[App and web page records]

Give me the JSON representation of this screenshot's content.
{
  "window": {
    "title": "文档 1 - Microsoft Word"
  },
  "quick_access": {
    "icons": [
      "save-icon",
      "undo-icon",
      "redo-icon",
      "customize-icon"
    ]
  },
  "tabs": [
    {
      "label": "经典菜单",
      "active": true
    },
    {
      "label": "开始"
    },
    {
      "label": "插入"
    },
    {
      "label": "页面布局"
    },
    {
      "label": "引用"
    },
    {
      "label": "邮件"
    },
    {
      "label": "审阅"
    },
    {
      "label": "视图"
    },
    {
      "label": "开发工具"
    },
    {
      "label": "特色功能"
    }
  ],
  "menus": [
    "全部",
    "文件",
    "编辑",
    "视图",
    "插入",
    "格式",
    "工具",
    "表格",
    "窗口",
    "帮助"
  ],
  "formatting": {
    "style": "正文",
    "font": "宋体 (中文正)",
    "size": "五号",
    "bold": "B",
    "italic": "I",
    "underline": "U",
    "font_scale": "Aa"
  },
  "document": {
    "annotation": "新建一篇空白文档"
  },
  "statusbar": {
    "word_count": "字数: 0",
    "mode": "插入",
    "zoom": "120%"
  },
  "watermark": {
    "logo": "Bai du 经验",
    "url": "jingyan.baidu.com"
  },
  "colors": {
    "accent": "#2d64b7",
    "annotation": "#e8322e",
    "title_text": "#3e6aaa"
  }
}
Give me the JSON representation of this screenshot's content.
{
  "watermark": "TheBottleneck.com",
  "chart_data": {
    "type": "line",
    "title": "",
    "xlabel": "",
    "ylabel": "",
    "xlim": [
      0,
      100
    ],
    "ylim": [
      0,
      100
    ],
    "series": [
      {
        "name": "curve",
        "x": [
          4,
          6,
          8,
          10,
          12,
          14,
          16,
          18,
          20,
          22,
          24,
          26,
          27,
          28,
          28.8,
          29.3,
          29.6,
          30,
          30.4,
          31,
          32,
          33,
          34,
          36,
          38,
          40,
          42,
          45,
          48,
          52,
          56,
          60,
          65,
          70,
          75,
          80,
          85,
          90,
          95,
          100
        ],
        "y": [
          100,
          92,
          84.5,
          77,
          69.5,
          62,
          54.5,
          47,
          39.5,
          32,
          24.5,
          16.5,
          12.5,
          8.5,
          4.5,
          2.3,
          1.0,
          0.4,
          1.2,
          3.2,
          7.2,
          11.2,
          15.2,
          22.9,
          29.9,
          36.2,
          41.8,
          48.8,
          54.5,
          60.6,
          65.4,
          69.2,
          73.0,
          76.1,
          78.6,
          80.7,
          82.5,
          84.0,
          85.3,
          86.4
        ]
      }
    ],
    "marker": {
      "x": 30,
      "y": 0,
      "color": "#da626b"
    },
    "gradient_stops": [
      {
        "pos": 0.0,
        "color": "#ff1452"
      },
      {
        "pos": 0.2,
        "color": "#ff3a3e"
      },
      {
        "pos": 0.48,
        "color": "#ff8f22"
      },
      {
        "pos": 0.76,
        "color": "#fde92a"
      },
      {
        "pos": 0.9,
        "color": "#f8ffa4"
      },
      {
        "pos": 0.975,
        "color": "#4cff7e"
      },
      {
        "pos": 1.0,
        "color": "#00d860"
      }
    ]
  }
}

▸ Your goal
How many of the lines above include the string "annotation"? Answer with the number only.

▸ Output of the exercise
2